Calculating flux to predict future cave radon concentrations, Rowberry, Matt; Marti, Xavi; Frontera, Carlos; Van De Wiel, Marco; Briestensky, Milos
Microbial mediation of complex subterranean mineral structures, Tirato, Nicola; Torriano, Stefano F.F;, Monteux, Sylvain; Sauro, Francesco; De Waele, Jo; Lavagna, Maria Luisa; D’Angeli, Ilenia Maria; Chailloux, Daniel; Renda, Michel; Eglinton, Timothy I.; Bontognali, Tomaso Renzo Rezio

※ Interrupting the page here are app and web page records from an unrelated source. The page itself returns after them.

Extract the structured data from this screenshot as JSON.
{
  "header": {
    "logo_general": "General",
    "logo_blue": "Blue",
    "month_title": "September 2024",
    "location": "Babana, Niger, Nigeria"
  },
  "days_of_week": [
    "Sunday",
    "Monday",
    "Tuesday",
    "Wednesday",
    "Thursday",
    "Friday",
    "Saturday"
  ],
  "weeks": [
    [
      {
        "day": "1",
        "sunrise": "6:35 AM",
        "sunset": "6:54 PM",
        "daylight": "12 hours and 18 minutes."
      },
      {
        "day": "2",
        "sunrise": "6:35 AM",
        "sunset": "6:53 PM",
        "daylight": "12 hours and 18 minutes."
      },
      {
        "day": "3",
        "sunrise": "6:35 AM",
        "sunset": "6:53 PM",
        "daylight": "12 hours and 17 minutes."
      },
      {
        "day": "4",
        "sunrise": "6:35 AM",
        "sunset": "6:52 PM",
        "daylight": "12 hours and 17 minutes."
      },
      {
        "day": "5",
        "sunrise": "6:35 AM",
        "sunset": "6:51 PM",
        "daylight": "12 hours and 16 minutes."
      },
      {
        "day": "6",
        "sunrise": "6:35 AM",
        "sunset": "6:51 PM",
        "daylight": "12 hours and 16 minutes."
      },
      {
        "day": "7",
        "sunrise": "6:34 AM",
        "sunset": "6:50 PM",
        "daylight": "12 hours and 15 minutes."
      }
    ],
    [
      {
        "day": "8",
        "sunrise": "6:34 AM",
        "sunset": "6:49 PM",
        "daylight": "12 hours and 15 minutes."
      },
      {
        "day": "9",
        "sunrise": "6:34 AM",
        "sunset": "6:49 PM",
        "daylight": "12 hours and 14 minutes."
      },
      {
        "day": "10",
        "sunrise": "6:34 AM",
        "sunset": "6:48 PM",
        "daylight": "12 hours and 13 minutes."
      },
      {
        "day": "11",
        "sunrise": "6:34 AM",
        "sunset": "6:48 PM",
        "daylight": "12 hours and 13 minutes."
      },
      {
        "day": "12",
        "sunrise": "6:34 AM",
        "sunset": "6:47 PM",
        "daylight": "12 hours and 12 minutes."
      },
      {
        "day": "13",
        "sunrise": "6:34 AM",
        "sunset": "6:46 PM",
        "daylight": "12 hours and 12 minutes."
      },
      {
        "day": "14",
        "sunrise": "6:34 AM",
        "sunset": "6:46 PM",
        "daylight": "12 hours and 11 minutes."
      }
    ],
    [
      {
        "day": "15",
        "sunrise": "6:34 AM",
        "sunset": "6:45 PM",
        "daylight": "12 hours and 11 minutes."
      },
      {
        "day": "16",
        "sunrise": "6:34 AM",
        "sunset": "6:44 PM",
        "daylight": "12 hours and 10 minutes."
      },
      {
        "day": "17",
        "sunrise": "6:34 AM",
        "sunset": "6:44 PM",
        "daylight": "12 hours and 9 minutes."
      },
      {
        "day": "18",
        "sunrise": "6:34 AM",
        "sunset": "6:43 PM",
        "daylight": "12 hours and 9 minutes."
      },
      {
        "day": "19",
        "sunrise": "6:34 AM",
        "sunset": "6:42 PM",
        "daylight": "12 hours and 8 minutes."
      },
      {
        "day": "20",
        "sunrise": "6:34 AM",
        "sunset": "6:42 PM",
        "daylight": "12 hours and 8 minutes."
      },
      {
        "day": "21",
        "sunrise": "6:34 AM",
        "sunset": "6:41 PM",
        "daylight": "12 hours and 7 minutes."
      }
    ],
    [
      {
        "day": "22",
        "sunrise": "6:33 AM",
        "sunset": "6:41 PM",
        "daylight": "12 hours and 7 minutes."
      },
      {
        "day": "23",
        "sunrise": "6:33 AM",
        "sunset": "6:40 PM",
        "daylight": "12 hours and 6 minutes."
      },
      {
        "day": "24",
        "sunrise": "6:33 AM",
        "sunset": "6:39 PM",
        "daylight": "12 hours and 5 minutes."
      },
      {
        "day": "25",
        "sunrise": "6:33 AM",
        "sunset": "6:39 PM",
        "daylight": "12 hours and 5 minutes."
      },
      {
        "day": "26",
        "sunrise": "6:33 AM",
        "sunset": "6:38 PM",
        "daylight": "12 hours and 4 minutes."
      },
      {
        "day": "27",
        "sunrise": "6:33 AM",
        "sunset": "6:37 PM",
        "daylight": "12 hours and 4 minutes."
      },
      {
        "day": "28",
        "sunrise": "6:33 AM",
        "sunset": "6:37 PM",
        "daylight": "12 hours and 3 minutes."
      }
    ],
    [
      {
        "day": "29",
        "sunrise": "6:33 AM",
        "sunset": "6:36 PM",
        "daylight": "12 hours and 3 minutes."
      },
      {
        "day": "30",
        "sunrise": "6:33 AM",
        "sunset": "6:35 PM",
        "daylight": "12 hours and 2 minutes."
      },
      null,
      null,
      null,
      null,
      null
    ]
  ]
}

Evidence of a plate-wide tectonic pressure pulse provided by extensometric monitoring in the Balkan Mountains (Bulgaria), Briestensky, Milos; Rowberry, Matt; Stemberk, Josef; Stefanov, Petar; Vozar, Jozef; Sebela, Stanka; Petro, Lubomir; Bella, Pavel; Gaal, Ludovit; Ormukov, Cholponbek;
See all featured articles from other geoscience journals

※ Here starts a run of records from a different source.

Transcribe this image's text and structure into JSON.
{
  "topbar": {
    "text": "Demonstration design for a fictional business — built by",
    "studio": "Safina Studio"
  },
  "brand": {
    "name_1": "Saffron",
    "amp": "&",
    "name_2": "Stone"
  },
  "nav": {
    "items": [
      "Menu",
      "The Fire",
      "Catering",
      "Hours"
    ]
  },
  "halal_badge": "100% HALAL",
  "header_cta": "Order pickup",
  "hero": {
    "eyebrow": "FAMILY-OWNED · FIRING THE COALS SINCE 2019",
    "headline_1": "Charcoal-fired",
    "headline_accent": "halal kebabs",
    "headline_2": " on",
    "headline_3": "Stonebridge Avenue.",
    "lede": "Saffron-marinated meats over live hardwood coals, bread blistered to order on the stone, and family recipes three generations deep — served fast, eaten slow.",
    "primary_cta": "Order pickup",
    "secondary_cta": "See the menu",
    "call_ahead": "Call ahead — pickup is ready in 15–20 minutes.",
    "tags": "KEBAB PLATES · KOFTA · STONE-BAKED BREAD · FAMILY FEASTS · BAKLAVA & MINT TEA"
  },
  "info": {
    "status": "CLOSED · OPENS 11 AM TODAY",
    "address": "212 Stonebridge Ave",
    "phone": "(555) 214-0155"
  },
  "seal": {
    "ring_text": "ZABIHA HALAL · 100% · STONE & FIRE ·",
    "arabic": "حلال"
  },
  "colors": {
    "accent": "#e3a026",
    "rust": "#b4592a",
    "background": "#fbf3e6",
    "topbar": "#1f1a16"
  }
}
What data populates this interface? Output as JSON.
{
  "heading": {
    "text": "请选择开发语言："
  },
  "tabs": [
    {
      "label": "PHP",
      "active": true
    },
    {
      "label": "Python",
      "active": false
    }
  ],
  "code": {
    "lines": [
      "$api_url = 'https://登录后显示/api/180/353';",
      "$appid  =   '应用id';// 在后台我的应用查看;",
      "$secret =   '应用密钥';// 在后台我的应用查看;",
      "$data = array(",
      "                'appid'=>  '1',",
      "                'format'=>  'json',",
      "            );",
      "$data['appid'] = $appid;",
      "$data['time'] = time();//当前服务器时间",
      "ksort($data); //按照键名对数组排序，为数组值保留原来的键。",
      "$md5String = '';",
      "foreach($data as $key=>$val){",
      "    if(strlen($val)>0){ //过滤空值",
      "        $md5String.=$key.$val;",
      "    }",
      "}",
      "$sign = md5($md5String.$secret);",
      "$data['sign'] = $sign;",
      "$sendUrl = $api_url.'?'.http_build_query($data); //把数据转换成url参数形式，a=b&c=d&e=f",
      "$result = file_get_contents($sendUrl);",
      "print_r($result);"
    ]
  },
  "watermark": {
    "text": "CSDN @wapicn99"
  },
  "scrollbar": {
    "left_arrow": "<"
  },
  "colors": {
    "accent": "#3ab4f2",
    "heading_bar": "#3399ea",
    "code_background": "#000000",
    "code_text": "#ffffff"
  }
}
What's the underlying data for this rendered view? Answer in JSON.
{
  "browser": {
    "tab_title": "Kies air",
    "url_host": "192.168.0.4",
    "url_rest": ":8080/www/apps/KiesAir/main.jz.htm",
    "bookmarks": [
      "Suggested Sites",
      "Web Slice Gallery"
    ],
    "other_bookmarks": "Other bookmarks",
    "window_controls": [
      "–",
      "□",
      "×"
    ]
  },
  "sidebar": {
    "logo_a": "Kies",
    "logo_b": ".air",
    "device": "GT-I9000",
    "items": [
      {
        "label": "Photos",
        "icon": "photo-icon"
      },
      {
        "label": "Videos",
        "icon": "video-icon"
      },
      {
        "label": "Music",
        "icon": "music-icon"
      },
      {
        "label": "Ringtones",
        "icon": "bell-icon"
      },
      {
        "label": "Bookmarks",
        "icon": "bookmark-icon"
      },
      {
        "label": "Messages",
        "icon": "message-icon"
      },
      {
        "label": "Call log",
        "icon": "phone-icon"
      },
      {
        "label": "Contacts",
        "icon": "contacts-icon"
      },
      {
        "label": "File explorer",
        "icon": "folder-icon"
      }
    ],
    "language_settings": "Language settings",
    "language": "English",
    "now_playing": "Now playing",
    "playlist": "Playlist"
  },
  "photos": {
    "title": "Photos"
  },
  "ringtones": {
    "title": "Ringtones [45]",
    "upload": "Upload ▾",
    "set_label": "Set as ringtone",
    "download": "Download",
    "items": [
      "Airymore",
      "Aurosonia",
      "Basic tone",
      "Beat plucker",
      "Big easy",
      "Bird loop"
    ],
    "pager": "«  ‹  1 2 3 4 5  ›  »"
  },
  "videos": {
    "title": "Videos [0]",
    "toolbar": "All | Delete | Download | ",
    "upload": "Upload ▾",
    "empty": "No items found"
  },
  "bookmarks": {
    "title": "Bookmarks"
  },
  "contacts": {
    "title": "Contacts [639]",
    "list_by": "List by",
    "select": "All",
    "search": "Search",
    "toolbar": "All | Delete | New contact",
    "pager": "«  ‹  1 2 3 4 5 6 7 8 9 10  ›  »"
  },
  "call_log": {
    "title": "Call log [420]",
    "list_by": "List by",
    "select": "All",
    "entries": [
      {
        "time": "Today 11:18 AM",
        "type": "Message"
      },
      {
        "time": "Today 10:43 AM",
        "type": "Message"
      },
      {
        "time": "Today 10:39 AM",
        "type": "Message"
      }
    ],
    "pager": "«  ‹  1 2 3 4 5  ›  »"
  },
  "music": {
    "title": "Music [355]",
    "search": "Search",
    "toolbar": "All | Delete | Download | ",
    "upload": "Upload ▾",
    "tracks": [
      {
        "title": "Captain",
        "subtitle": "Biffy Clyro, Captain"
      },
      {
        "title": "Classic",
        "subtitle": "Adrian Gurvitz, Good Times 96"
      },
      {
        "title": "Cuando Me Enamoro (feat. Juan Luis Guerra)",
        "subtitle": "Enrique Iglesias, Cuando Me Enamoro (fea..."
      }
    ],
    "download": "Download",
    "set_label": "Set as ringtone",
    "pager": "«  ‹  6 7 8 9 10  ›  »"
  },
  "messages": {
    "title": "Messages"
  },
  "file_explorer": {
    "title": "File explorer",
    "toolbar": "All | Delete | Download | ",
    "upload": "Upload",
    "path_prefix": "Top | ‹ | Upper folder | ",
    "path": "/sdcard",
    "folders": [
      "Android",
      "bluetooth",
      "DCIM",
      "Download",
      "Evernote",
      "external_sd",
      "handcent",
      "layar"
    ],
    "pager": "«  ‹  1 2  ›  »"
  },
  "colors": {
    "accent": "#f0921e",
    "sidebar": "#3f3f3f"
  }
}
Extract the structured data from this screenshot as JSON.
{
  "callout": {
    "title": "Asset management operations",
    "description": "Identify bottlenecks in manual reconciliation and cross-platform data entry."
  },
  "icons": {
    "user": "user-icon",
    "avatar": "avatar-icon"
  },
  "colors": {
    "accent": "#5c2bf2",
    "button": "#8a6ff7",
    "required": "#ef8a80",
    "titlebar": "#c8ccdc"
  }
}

Discussion on 'The Chalk as a karstic aquifer: evidence from a tracer test at Stanford Dingley, Berkshire, UK': Quarterly Journal of Engineering Geology, 28, S31-S38
Abstract:
M. Price writes: Banks et al. (1995) address the nature of the permeability of parts of the Chalk aquifer, provide useful data from a tracer test, and draw attention to the potential dangers of disposing of agricultural and road run-off to swallow holes. The paper includes a calculation of fissure conductivity and aperture from the results of the tracer test. In this it has to be emphasized that the calculations relate to Darcian flow in an equivalent smooth, plane, parallel-plate opening, not the more likely turbulent flow in a natural fissure. The true average aperture of the fissure is therefore likely to be significantly greater than that calculated (Price 1987, 1996). The situation described at Stanford Dingely is one where drainage originating from impermeable Tertiary strata flows onto the Chalk and sinks into the aquifer. The majority of active Chalk sinks appear to be of this type; the drainage sinking into them originates as run-off from other strata. Rain falling anywhere on the outcrop of the Chalk is normally able to infiltrate, so water flowing across the Chalk outcrop is almost invariably allogenic drainage or water that has infiltrated the Chalk and emerged as baseflow. Drainage to sinks is therefore a minor component of recharge to the Chalk. The tracer test undertaken into at Stanford Dingley involved introducing tracer into a known point of entry in the aquifer, and observing its arrival at a known point of emergence. Such tests almost inevitably measure the speed of groundwater movement along a ... This 250-word extract was created in the absence of an abstract